As Mookie Betts Makes Baseball History in World Series Win, Dodgers Fans Thank the Red Sox

Mookie Betts made baseball history as the Los Angeles Dodgers beat the Tampa Bay Rays in six games to clinch a first World Series title since 1988.

Two years on since being named MVP as the Boston Red Sox defeated the Dodgers in the Fall Classic, Betts lifted the Commissioner's Trophy for a second time as he helped his new team ending a 32-year wait for a World Series trophy.

According to Elias Sports Bureau, Betts is the first player in history to be named MVP and win a World Series title with two different franchises before turning 30.

The Dodgers acquired Betts in February from the Red Sox along with David Price in exchange for Alex Verdugo, Connor Wong and Jeter Downs, before investing heavily in the four-time All Star in July, when Betts signed a monster 12-year extension worth $365 million—the richest contract in Dodgers history and the third-most lucrative deal in the history of North American sports.

Los Angeles, however, has already reaped dividends. Betts was instrumental throughout the postseason, hitting .296 with nine extra-base hits, eight RBIs, 15 runs scored and six stolen bases on top of a series of eye-catching and game-saving plays in the outfield.

Fittingly, Betts stole the show again in Game 6, scoring the go ahead run in the bottom of the sixth inning before homering in the bottom of the eighth inning to stretch the Dodgers' lead to 3-1.

Mookie Betts is the first player ever to win MVP and a World Series title with 2 different franchises before turning 30 years old.

h/t @EliasSports

— ESPN Stats & Info (@ESPNStatsInfo) October 28, 2020
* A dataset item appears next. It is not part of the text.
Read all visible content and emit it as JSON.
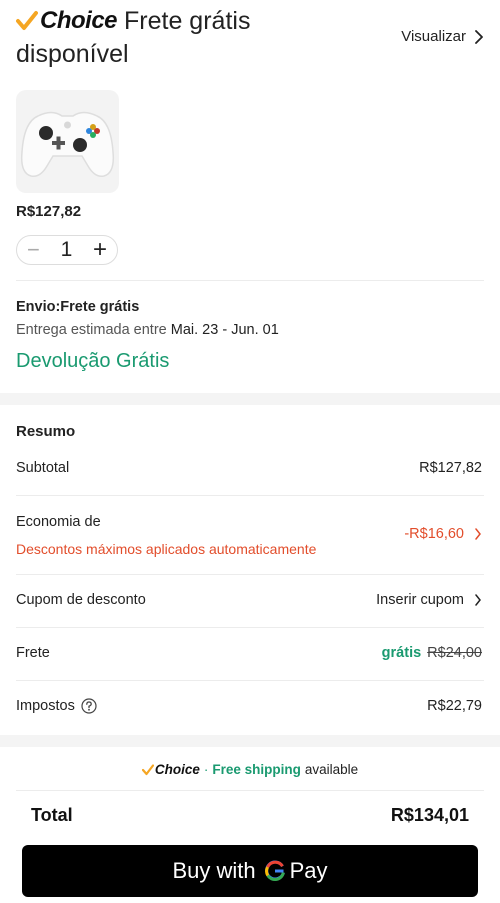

Betts had homered in Game 5 of the 2018 World Series and with the home run he crushed off Rays reliever Peter Fairbanks on Tuesday night, he became only the ninth player in MLB history to homer in multiple World Series and only the second after the legendary Reggie Jackson to do so with two different teams.

According to ESPN Stats & Info, Betts is also only the third player in MLB history after Lou Brock in 1968 and Lenny Dykstra in 1993 to have at least four stolen bases and multiple home runs in a World Series.
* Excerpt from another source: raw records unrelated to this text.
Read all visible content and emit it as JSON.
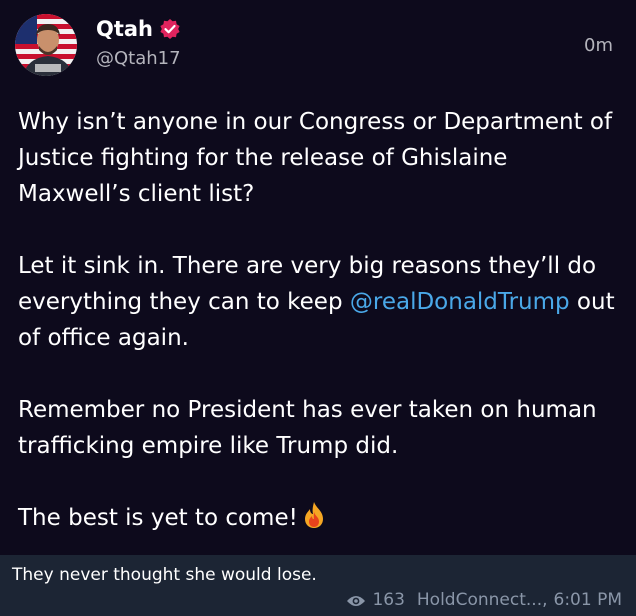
{
  "tweet": {
    "name": "Qtah",
    "handle": "@Qtah17",
    "time": "0m",
    "paragraphs": {
      "p1": "Why isn’t anyone in our Congress or Department of Justice fighting for the release of Ghislaine Maxwell’s client list?",
      "p2_before": "Let it sink in. There are very big reasons they’ll do everything they can to keep ",
      "p2_mention": "@realDonaldTrump",
      "p2_after": " out of office again.",
      "p3": "Remember no President has ever taken on human trafficking empire like Trump did.",
      "p4": "The best is yet to come!"
    }
  },
  "post": {
    "caption": "They never thought she would lose.",
    "views": "163",
    "author": "HoldConnect...,",
    "timestamp": "6:01 PM"
  },
  "colors": {
    "background": "#0d0a1c",
    "mention": "#4aa8e8",
    "caption_bar": "#1c2534"
  }
}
Speaking to the Boston Globe after Game 6, Betts suggested a second World Series title in three years had been at his only focus since he swapped Massachusetts for California eight months ago.

"This time I knew what to expect but my goals, my motives were a little different," he said.
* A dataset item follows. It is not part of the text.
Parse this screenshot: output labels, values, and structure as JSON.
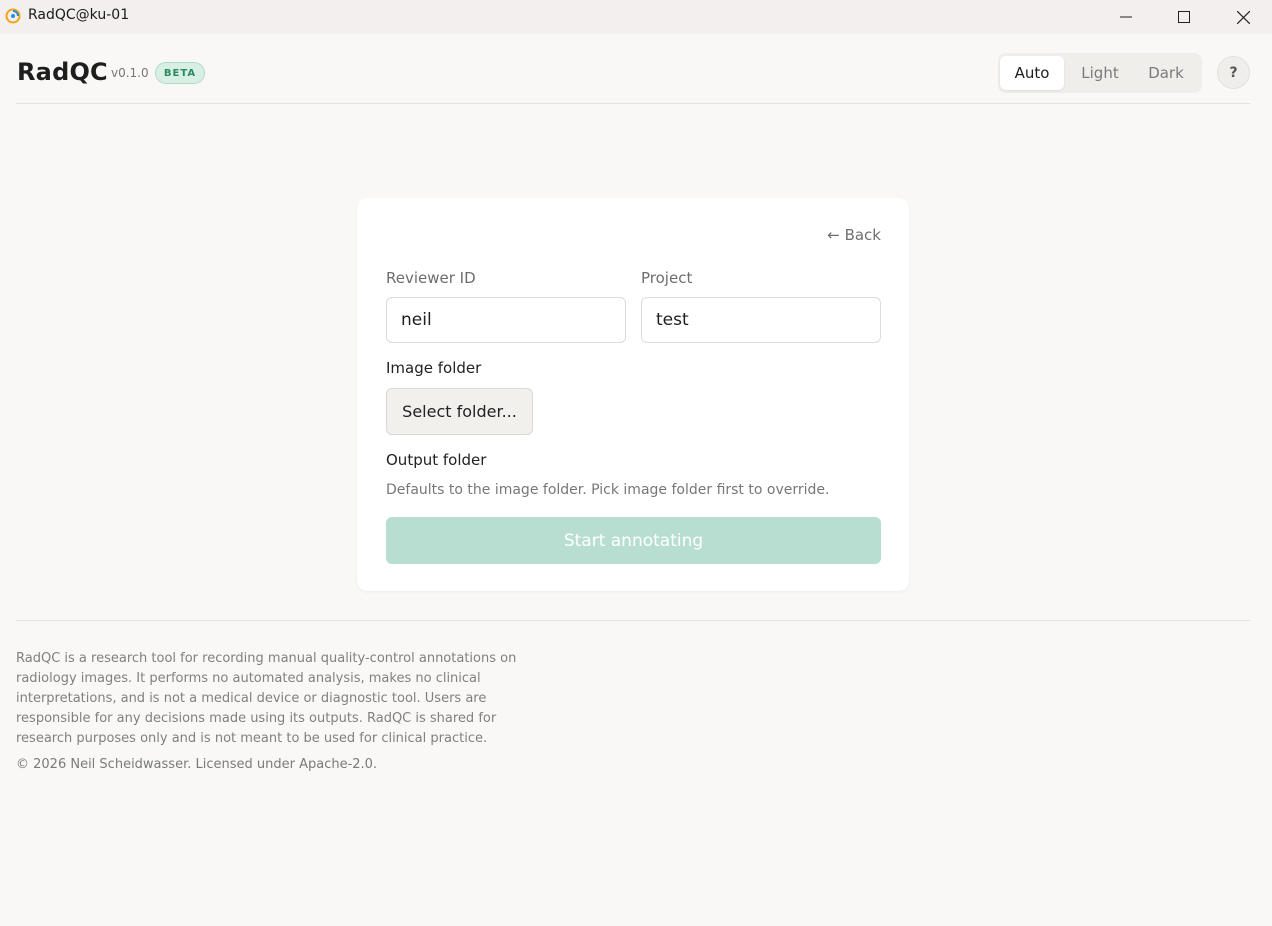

"I was traded for for this reason. I'm proud of myself; proud of the guys for accomplishing it."

Mookie Betts, Los Angeles Dodgers
Mookie Betts #50 of the Los Angeles Dodgers celebrates after defeating the Tampa Bay Rays 3-1 in Game Six to win the 2020 MLB World Series at Globe Life Field in Arlington, Texas, on October 27. Ronald Martinez/Getty

By adding three-time Gold Glove Award winner and a four-time Silver Slugger Award winner to their roster, the Dodgers found the missing piece of what was already arguably the best team in the MLB.

While Betts emerged as arguably the best player in baseball throughout the postseason, the Red Sox finished bottom of the American League East during the shortened regular season.

The rivalry between the Red Sox and the Dodgers is not anywhere near as intense as the one between the Boston Celtics and the Los Angeles Lakers, but nevertheless following the Dodgers' triumph in Game 6, Twitter was awash with reminders of what the Red Sox had lost in the trade.

I wanna thank the city of Boston for Mookie Betts. Good lookin out

— O’Shea Jack(Nichol)son (@OsheaJacksonJr) October 28, 2020

Ok, you won, LA. Trade Mookie back now.

— Chad Finn (@GlobeChadFinn) October 28, 2020

Red Sox fans watching Mookie win a ring in LA 😂 #Dodgers #WorldSeries

— Whistle (@WhistleSports) October 28, 2020


— Red (@SurvivingGrady) October 28, 2020

Mookie Betts humiliating craven payroll optimizers and squinting over-managers in one brilliant performance. We love to see it.

— Tom Ley (@ToLey88) October 28, 2020

It is worth reminding that some argued the Red Sox's decision to trade Betts was a sensible, if difficult move.

With Betts almost certain to test free agency at the end of this season, Boston opted to get what it could for its star instead of running the risk of losing him for free.

From a financial standpoint, the trade brought the Red Sox's payroll below $180 million, welcome news for an organization that had exceeded the competitive balance tax threshold in the last two years as per Cot's Contracts.

On the other hand, trading a transcendent talent like Betts could haunt the Red Sox for years to come. Boston, of all cities, knows all too well the impact of parting ways with baseball stars in their prime.